The writings of Brazil’s most important post-war artist Hélio Oiticica (1937–1980) altered the Brazilian art scene, and his works broke with accepted conventions. His oeuvre was of great importance to the breakthrough of Tropicália, the cultural movement that protested the repressions of the military regime. Experiment, proposition, participation, and environment are the key words that place Oiticica’s art firmly in the 1960s and 1970s. Coming from painting, he developed into one of the protagonists of a new concept of art: he actively involved the viewer in the presentations of his multimedia works, while the works—colorful, accessible, tangible, or wearable like a piece of clothing—filled the space. This participatory kind of eventful art is related to the democratization of the concept of art, as conceived by Joseph Beuys. Oiticica’s writings and records, collected in this publication, comprise a fascinating document of the transition from modern to contemporary art.

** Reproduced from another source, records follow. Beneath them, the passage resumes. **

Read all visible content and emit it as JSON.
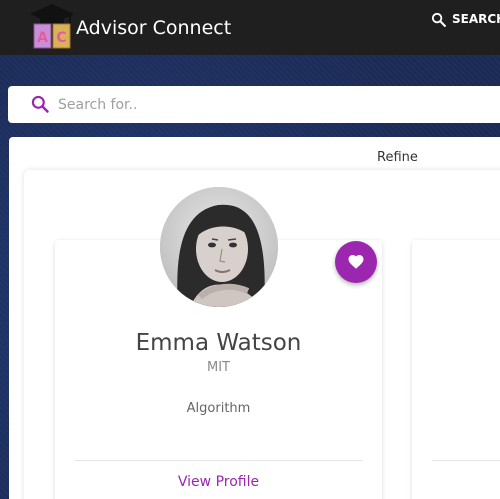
{
  "header": {
    "app_title": "Advisor Connect",
    "logo_letters": "AC",
    "search_link_label": "SEARCH"
  },
  "search": {
    "placeholder": "Search for..",
    "value": ""
  },
  "filters": {
    "refine_label": "Refine"
  },
  "advisors": [
    {
      "name": "Emma Watson",
      "school": "MIT",
      "field": "Algorithm",
      "action_label": "View Profile",
      "favorite_icon": "heart-icon"
    }
  ],
  "colors": {
    "accent": "#9b27af",
    "topbar": "#1f1f1f",
    "background": "#1b2a55"
  }
}
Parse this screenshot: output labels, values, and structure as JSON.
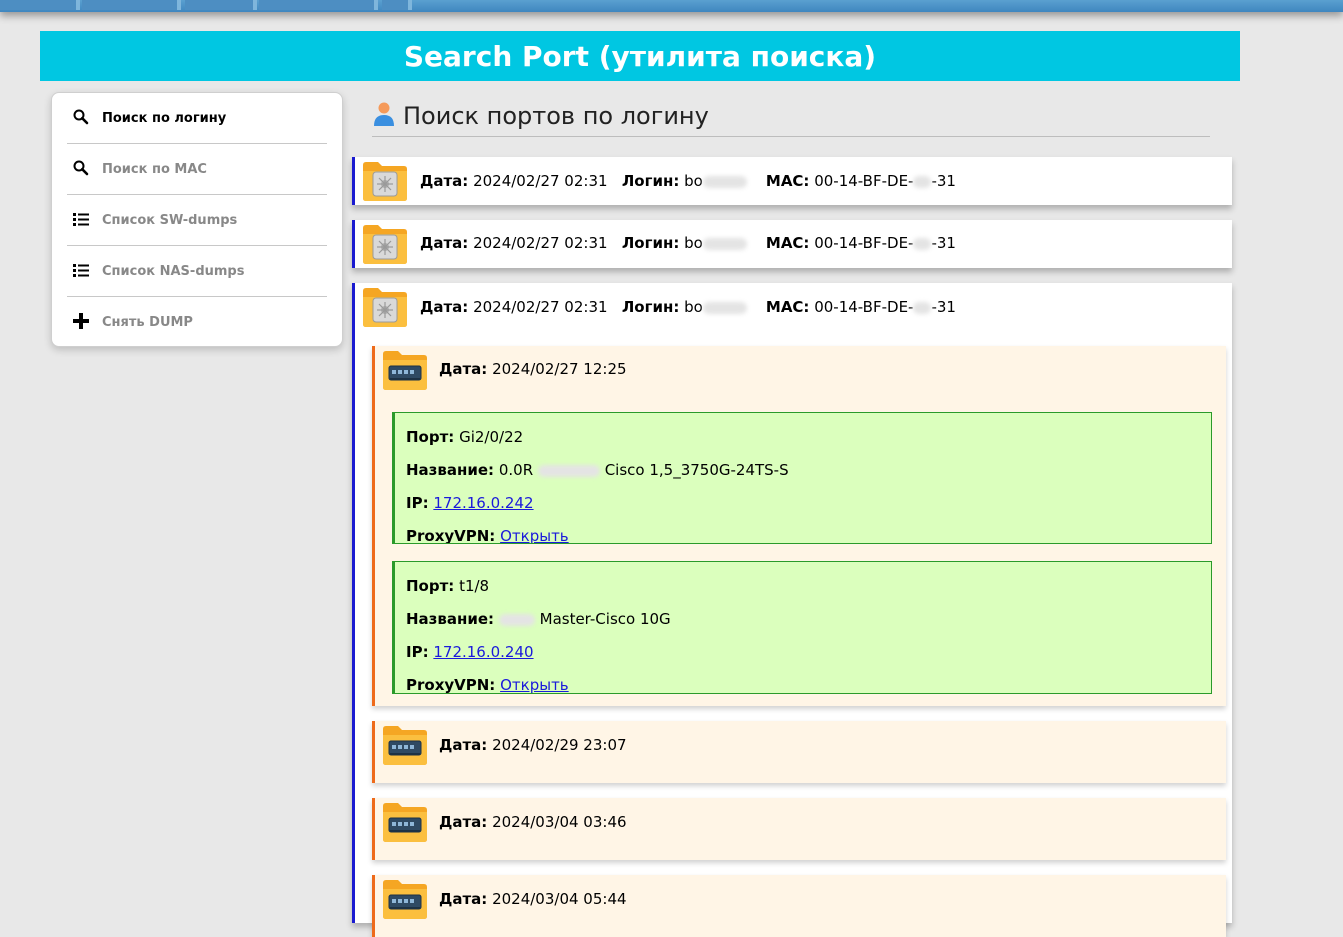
{
  "page": {
    "title": "Search Port (утилита поиска)"
  },
  "sidebar": {
    "items": [
      {
        "label": "Поиск по логину",
        "icon": "search-icon",
        "active": true
      },
      {
        "label": "Поиск по MAC",
        "icon": "search-icon",
        "active": false
      },
      {
        "label": "Список SW-dumps",
        "icon": "list-icon",
        "active": false
      },
      {
        "label": "Список NAS-dumps",
        "icon": "list-icon",
        "active": false
      },
      {
        "label": "Снять DUMP",
        "icon": "plus-icon",
        "active": false
      }
    ]
  },
  "main": {
    "heading": "Поиск портов по логину",
    "heading_icon": "user-icon",
    "labels": {
      "date": "Дата:",
      "login": "Логин:",
      "mac": "MAC:",
      "port": "Порт:",
      "name": "Название:",
      "ip": "IP:",
      "proxy": "ProxyVPN:"
    },
    "results": [
      {
        "date": "2024/02/27 02:31",
        "login": "bo",
        "mac_start": "00-14-BF-DE-",
        "mac_end": "-31"
      },
      {
        "date": "2024/02/27 02:31",
        "login": "bo",
        "mac_start": "00-14-BF-DE-",
        "mac_end": "-31"
      },
      {
        "date": "2024/02/27 02:31",
        "login": "bo",
        "mac_start": "00-14-BF-DE-",
        "mac_end": "-31",
        "dumps": [
          {
            "date": "2024/02/27 12:25",
            "ports": [
              {
                "port": "Gi2/0/22",
                "name_start": "0.0R",
                "name_end": "Cisco 1,5_3750G-24TS-S",
                "ip": "172.16.0.242",
                "proxy_link": "Открыть"
              },
              {
                "port": "t1/8",
                "name_start": "",
                "name_end": "Master-Cisco 10G",
                "ip": "172.16.0.240",
                "proxy_link": "Открыть"
              }
            ]
          },
          {
            "date": "2024/02/29 23:07"
          },
          {
            "date": "2024/03/04 03:46"
          },
          {
            "date": "2024/03/04 05:44"
          }
        ]
      }
    ]
  },
  "colors": {
    "banner": "#00c7e2",
    "card_accent": "#1a1ad0",
    "dump_accent": "#ee6a1a",
    "port_bg": "#dbffbd",
    "port_border": "#2a9a2a",
    "link": "#1a1adb",
    "folder": "#f5a623"
  }
}
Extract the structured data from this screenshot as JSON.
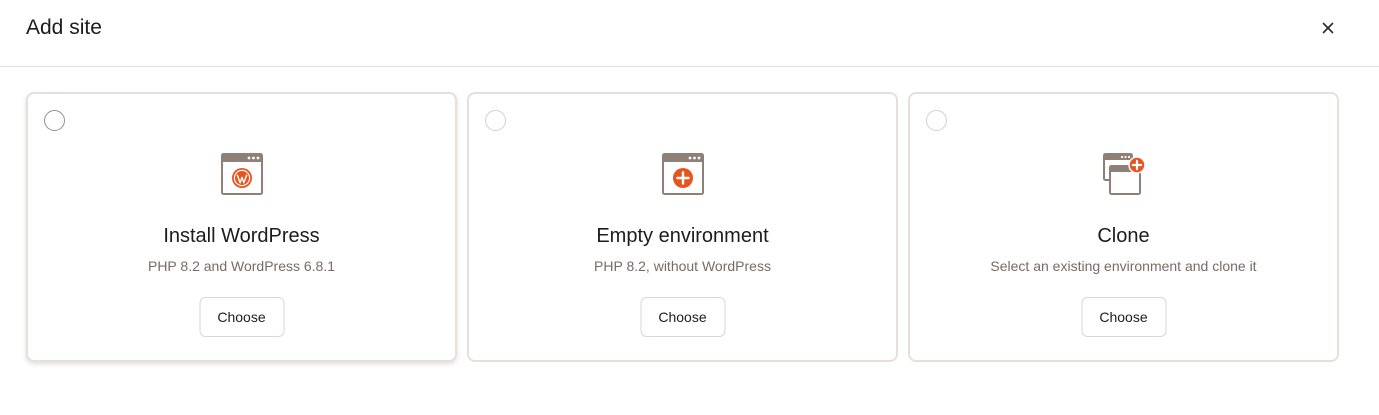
{
  "dialog": {
    "title": "Add site",
    "close_icon": "close-icon"
  },
  "colors": {
    "accent": "#e8541f",
    "icon_frame": "#8f7f79",
    "card_border": "#e6e0da",
    "subtitle": "#7b6a64"
  },
  "cards": [
    {
      "title": "Install WordPress",
      "subtitle": "PHP 8.2 and WordPress 6.8.1",
      "button_label": "Choose",
      "icon": "wordpress-window-icon",
      "selected": false
    },
    {
      "title": "Empty environment",
      "subtitle": "PHP 8.2, without WordPress",
      "button_label": "Choose",
      "icon": "add-window-icon",
      "selected": false
    },
    {
      "title": "Clone",
      "subtitle": "Select an existing environment and clone it",
      "button_label": "Choose",
      "icon": "clone-window-icon",
      "selected": false
    }
  ]
}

Edited by MMK Museum für Moderne Kunst Frankfurt am Main, Susanne Gaensheimer, Peter Gorschlüter, Max Jorge Hinderer Cruz, César Oiticica Filho
Texts by Hélio Oiticica, graphic design by Studio Manuel Raeder (Manuel Raeder, Heesun Seo, Charlotte Taillet)
German, English, 2013. 336 pp., 71 ills., 19.40 x 25.60 cm, hardcover, ISBN 978-3-7757-3729-6